[TRY IT]
Read through the listing below and return only the lines containing "sample".

RECORD EXCERPTS: Begin

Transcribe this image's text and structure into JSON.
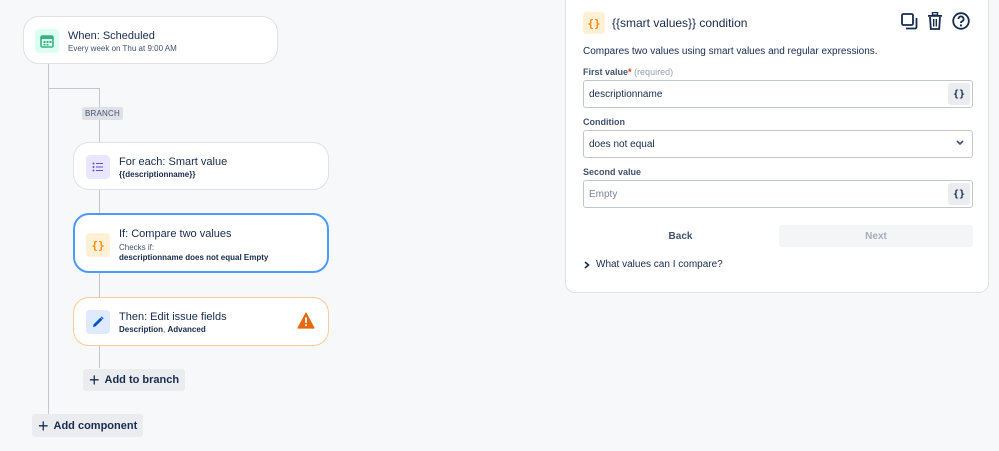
{
  "trigger": {
    "title": "When: Scheduled",
    "subtitle": "Every week on Thu at 9:00 AM",
    "icon": "calendar-icon",
    "icon_color": "#36b37e"
  },
  "branch": {
    "badge": "BRANCH",
    "for_each": {
      "title": "For each: Smart value",
      "subtitle": "{{descriptionname}}",
      "icon": "list-icon"
    },
    "if_card": {
      "title": "If: Compare two values",
      "checks_label": "Checks if:",
      "detail": "descriptionname does not equal Empty",
      "icon": "braces-icon",
      "selected_border": "#4c9aff"
    },
    "then_card": {
      "title": "Then: Edit issue fields",
      "detail_a": "Description",
      "detail_sep": ", ",
      "detail_b": "Advanced",
      "icon": "pencil-icon",
      "warning_icon": "warning-icon",
      "warning_color": "#e56910"
    },
    "add_to_branch": "Add to branch"
  },
  "add_component": "Add component",
  "panel": {
    "title": "{{smart values}} condition",
    "description": "Compares two values using smart values and regular expressions.",
    "tools": [
      "duplicate-icon",
      "trash-icon",
      "help-icon"
    ],
    "first_value": {
      "label": "First value",
      "required_mark": "*",
      "hint": "(required)",
      "value": "descriptionname"
    },
    "condition": {
      "label": "Condition",
      "value": "does not equal"
    },
    "second_value": {
      "label": "Second value",
      "placeholder": "Empty"
    },
    "smart_button": "{}",
    "back": "Back",
    "next": "Next",
    "expander": "What values can I compare?"
  }
}
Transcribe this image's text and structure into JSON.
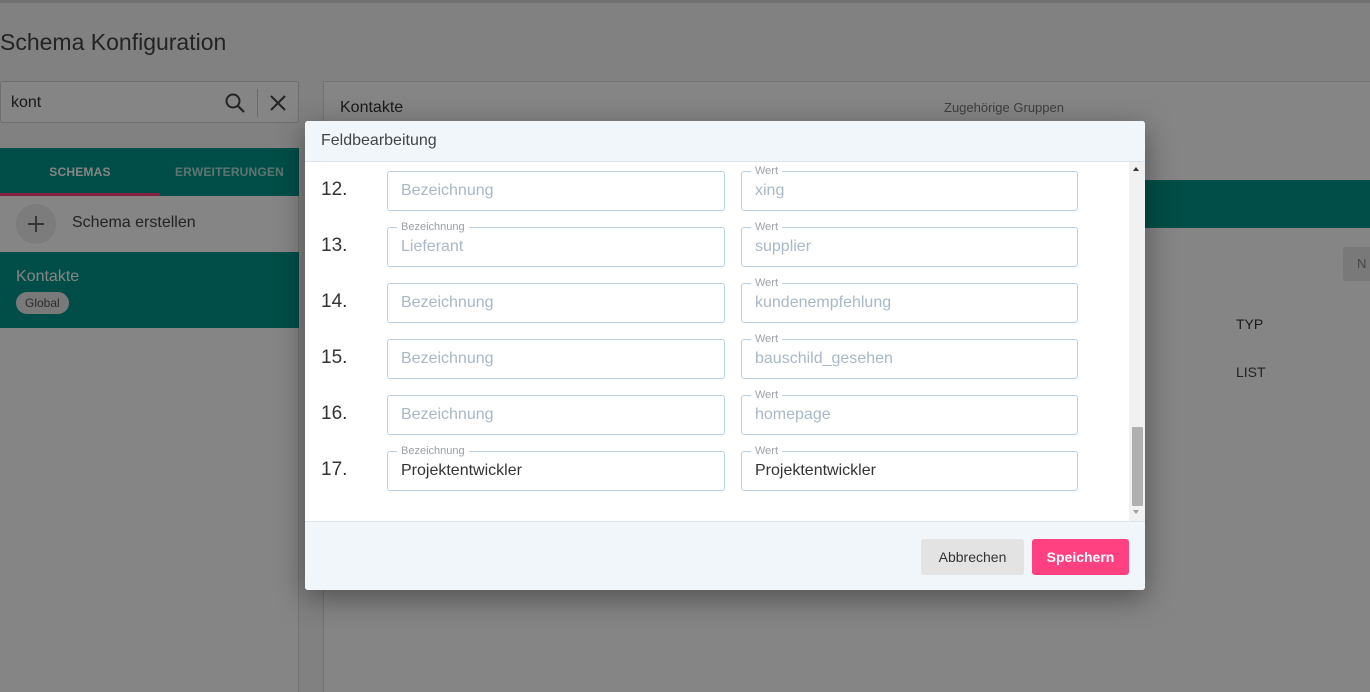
{
  "page": {
    "title": "Schema Konfiguration"
  },
  "search": {
    "value": "kont"
  },
  "tabs": [
    {
      "label": "SCHEMAS",
      "active": true
    },
    {
      "label": "ERWEITERUNGEN",
      "active": false
    }
  ],
  "sidebar": {
    "create_label": "Schema erstellen",
    "items": [
      {
        "name": "Kontakte",
        "badge": "Global"
      }
    ]
  },
  "detail": {
    "title": "Kontakte",
    "groups_label": "Zugehörige Gruppen",
    "button_partial": "N",
    "column_header": "TYP",
    "column_value": "LIST"
  },
  "dialog": {
    "title": "Feldbearbeitung",
    "label_bezeichnung": "Bezeichnung",
    "label_wert": "Wert",
    "rows": [
      {
        "num": "12.",
        "bezeichnung": "",
        "wert": "xing"
      },
      {
        "num": "13.",
        "bezeichnung": "Lieferant",
        "wert": "supplier"
      },
      {
        "num": "14.",
        "bezeichnung": "",
        "wert": "kundenempfehlung"
      },
      {
        "num": "15.",
        "bezeichnung": "",
        "wert": "bauschild_gesehen"
      },
      {
        "num": "16.",
        "bezeichnung": "",
        "wert": "homepage"
      },
      {
        "num": "17.",
        "bezeichnung": "Projektentwickler",
        "wert": "Projektentwickler",
        "dark": true
      }
    ],
    "cancel_label": "Abbrechen",
    "save_label": "Speichern"
  },
  "colors": {
    "teal": "#009688",
    "accent": "#ff4081"
  },
  "icons": [
    "search-icon",
    "close-icon",
    "plus-icon"
  ]
}
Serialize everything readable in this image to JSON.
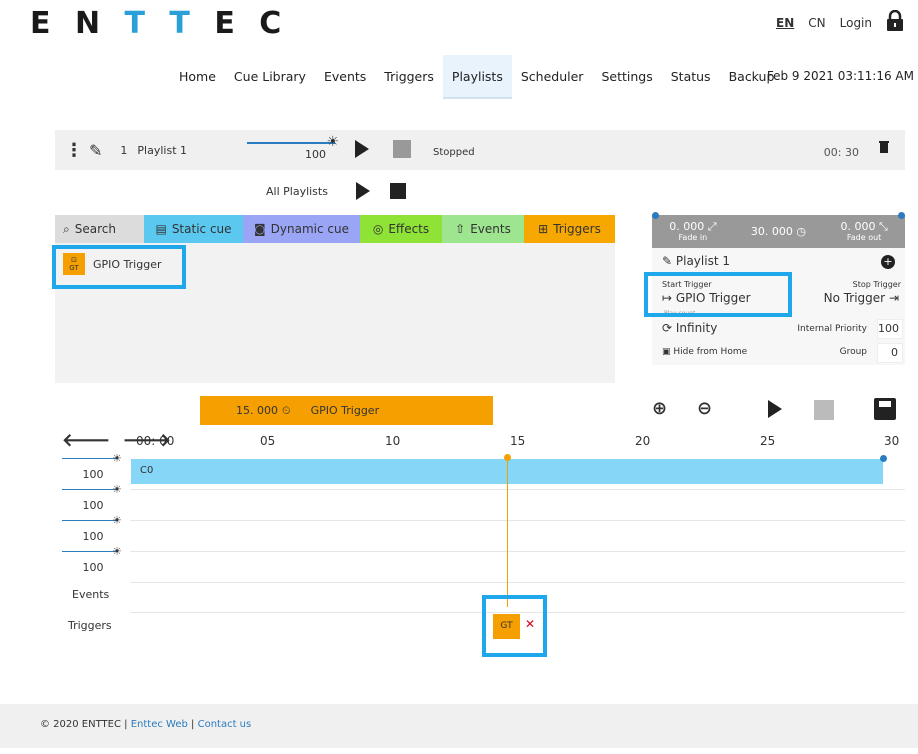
{
  "brand": {
    "logo": "ENTTEC"
  },
  "top_links": {
    "en": "EN",
    "cn": "CN",
    "login": "Login",
    "lock_icon": "lock-icon"
  },
  "nav": {
    "items": [
      "Home",
      "Cue Library",
      "Events",
      "Triggers",
      "Playlists",
      "Scheduler",
      "Settings",
      "Status",
      "Backup"
    ],
    "active": "Playlists",
    "datetime": "Feb 9 2021 03:11:16 AM"
  },
  "playlist_bar": {
    "number": "1",
    "name": "Playlist 1",
    "level": "100",
    "status": "Stopped",
    "duration": "00: 30"
  },
  "all_playlists": {
    "label": "All Playlists"
  },
  "library": {
    "tabs": {
      "search": "Search",
      "static": "Static cue",
      "dynamic": "Dynamic cue",
      "effects": "Effects",
      "events": "Events",
      "triggers": "Triggers"
    },
    "item": {
      "badge": "GT",
      "label": "GPIO Trigger"
    }
  },
  "props": {
    "fade_in": "0. 000",
    "fade_in_label": "Fade in",
    "duration": "30. 000",
    "fade_out": "0. 000",
    "fade_out_label": "Fade out",
    "playlist_name": "Playlist 1",
    "start_trigger_label": "Start Trigger",
    "start_trigger_value": "GPIO Trigger",
    "stop_trigger_label": "Stop Trigger",
    "stop_trigger_value": "No Trigger",
    "play_count_label": "Play count",
    "play_count_value": "Infinity",
    "internal_priority_label": "Internal Priority",
    "internal_priority_value": "100",
    "hide_from_home_label": "Hide from Home",
    "group_label": "Group",
    "group_value": "0"
  },
  "timeline": {
    "header_time": "15. 000",
    "header_label": "GPIO Trigger",
    "time_start": "00: 00",
    "ticks": [
      "05",
      "10",
      "15",
      "20",
      "25",
      "30"
    ],
    "lanes": [
      "100",
      "100",
      "100",
      "100"
    ],
    "cue_label": "C0",
    "events_label": "Events",
    "triggers_label": "Triggers",
    "trigger_badge": "GT"
  },
  "footer": {
    "copyright": "© 2020 ENTTEC",
    "sep": "|",
    "link1": "Enttec Web",
    "link2": "Contact us"
  }
}
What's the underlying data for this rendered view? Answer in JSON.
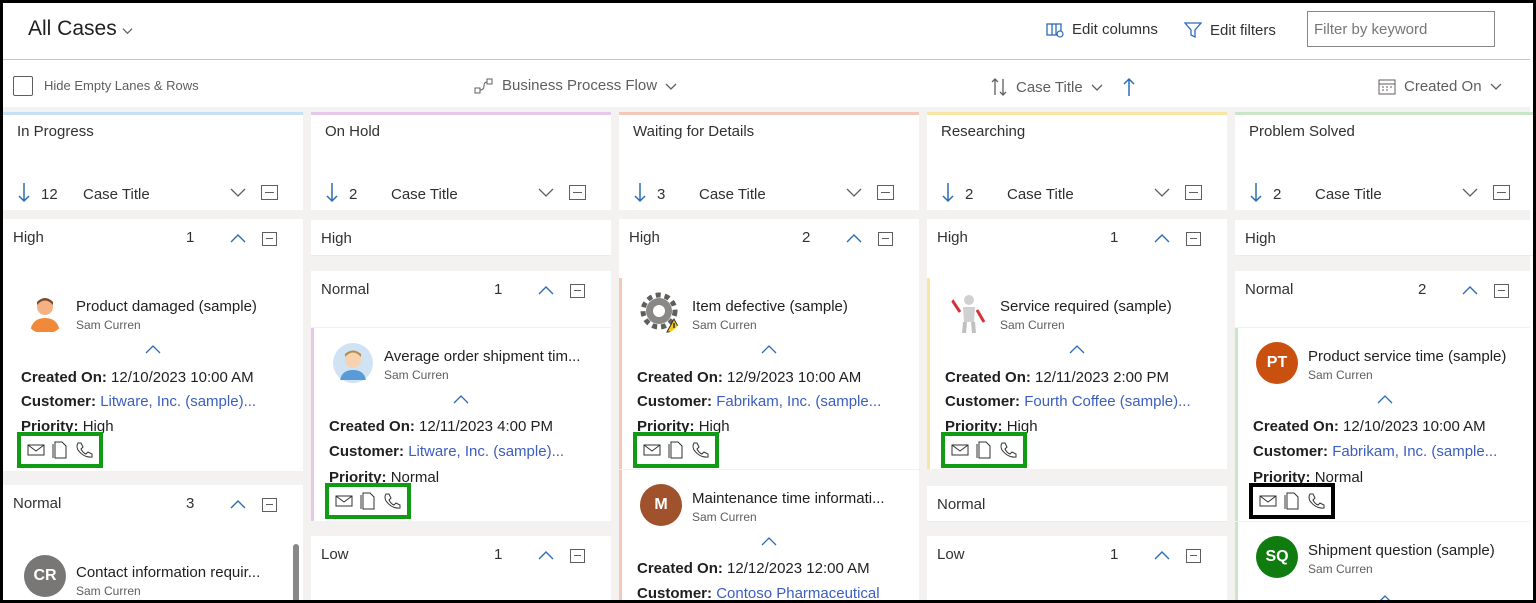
{
  "header": {
    "title": "All Cases",
    "edit_columns": "Edit columns",
    "edit_filters": "Edit filters",
    "filter_placeholder": "Filter by keyword"
  },
  "subbar": {
    "hide_empty": "Hide Empty Lanes & Rows",
    "bpf": "Business Process Flow",
    "sort_field": "Case Title",
    "created_on": "Created On"
  },
  "labels": {
    "created_on": "Created On:",
    "customer": "Customer:",
    "priority": "Priority:"
  },
  "lanes": [
    {
      "title": "In Progress",
      "count": "12",
      "field": "Case Title",
      "color": "#c7e0f4"
    },
    {
      "title": "On Hold",
      "count": "2",
      "field": "Case Title",
      "color": "#e8c8e8"
    },
    {
      "title": "Waiting for Details",
      "count": "3",
      "field": "Case Title",
      "color": "#f4c7b9"
    },
    {
      "title": "Researching",
      "count": "2",
      "field": "Case Title",
      "color": "#f6e7a6"
    },
    {
      "title": "Problem Solved",
      "count": "2",
      "field": "Case Title",
      "color": "#c9e6c9"
    }
  ],
  "groups": {
    "l0_high": {
      "name": "High",
      "count": "1"
    },
    "l0_normal": {
      "name": "Normal",
      "count": "3"
    },
    "l1_high": {
      "name": "High"
    },
    "l1_normal": {
      "name": "Normal",
      "count": "1"
    },
    "l1_low": {
      "name": "Low",
      "count": "1"
    },
    "l2_high": {
      "name": "High",
      "count": "2"
    },
    "l3_high": {
      "name": "High",
      "count": "1"
    },
    "l3_normal": {
      "name": "Normal"
    },
    "l3_low": {
      "name": "Low",
      "count": "1"
    },
    "l4_high": {
      "name": "High"
    },
    "l4_normal": {
      "name": "Normal",
      "count": "2"
    }
  },
  "cards": {
    "c1": {
      "title": "Product damaged (sample)",
      "owner": "Sam Curren",
      "created": "12/10/2023 10:00 AM",
      "customer": "Litware, Inc. (sample)...",
      "priority": "High"
    },
    "c2": {
      "title": "Contact information requir...",
      "owner": "Sam Curren",
      "initials": "CR"
    },
    "c3": {
      "title": "Average order shipment tim...",
      "owner": "Sam Curren",
      "created": "12/11/2023 4:00 PM",
      "customer": "Litware, Inc. (sample)...",
      "priority": "Normal"
    },
    "c4": {
      "title": "Item defective (sample)",
      "owner": "Sam Curren",
      "created": "12/9/2023 10:00 AM",
      "customer": "Fabrikam, Inc. (sample...",
      "priority": "High"
    },
    "c5": {
      "title": "Maintenance time informati...",
      "owner": "Sam Curren",
      "initials": "M",
      "created": "12/12/2023 12:00 AM",
      "customer": "Contoso Pharmaceutical"
    },
    "c6": {
      "title": "Service required (sample)",
      "owner": "Sam Curren",
      "created": "12/11/2023 2:00 PM",
      "customer": "Fourth Coffee (sample)...",
      "priority": "High"
    },
    "c7": {
      "title": "Product service time (sample)",
      "owner": "Sam Curren",
      "initials": "PT",
      "created": "12/10/2023 10:00 AM",
      "customer": "Fabrikam, Inc. (sample...",
      "priority": "Normal"
    },
    "c8": {
      "title": "Shipment question (sample)",
      "owner": "Sam Curren",
      "initials": "SQ"
    }
  }
}
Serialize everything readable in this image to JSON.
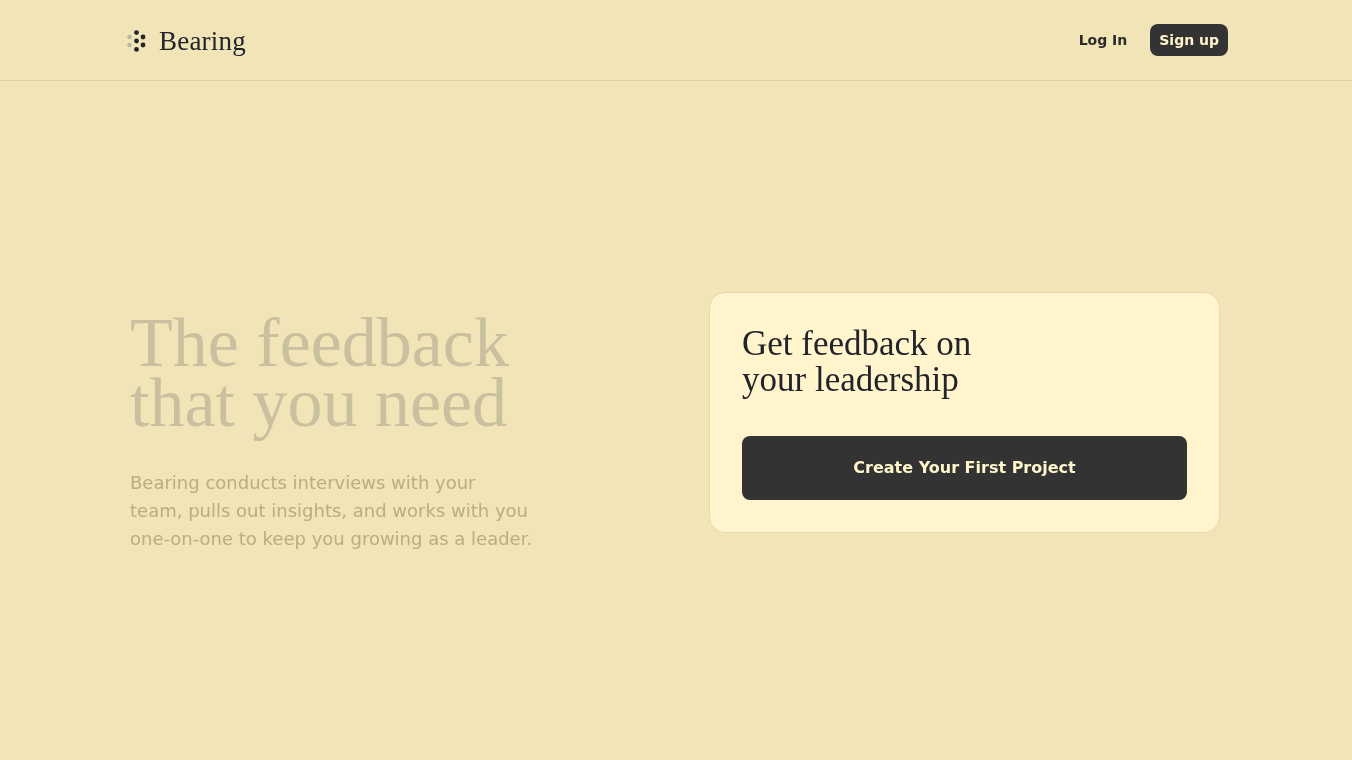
{
  "header": {
    "brand": "Bearing",
    "nav": [
      {
        "kind": "link",
        "label": "Log In"
      },
      {
        "kind": "button",
        "label": "Sign up"
      }
    ]
  },
  "hero": {
    "title": "The feedback that you need",
    "text_lines": [
      "Bearing conducts interviews with your",
      "team, pulls out insights, and works with you",
      "one-on-one to keep you growing as a leader."
    ]
  },
  "card": {
    "title": "Get feedback on your leadership",
    "button": "Create Your First Project"
  }
}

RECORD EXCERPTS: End

[ANSWER FOR THE TASK]
      "title": "Product damaged (sample)",
      "customer": "Litware, Inc. (sample)...",
      "customer": "Litware, Inc. (sample)...",
      "title": "Item defective (sample)",
      "customer": "Fabrikam, Inc. (sample...",
      "title": "Service required (sample)",
      "customer": "Fourth Coffee (sample)...",
      "title": "Product service time (sample)",
      "customer": "Fabrikam, Inc. (sample...",
      "title": "Shipment question (sample)",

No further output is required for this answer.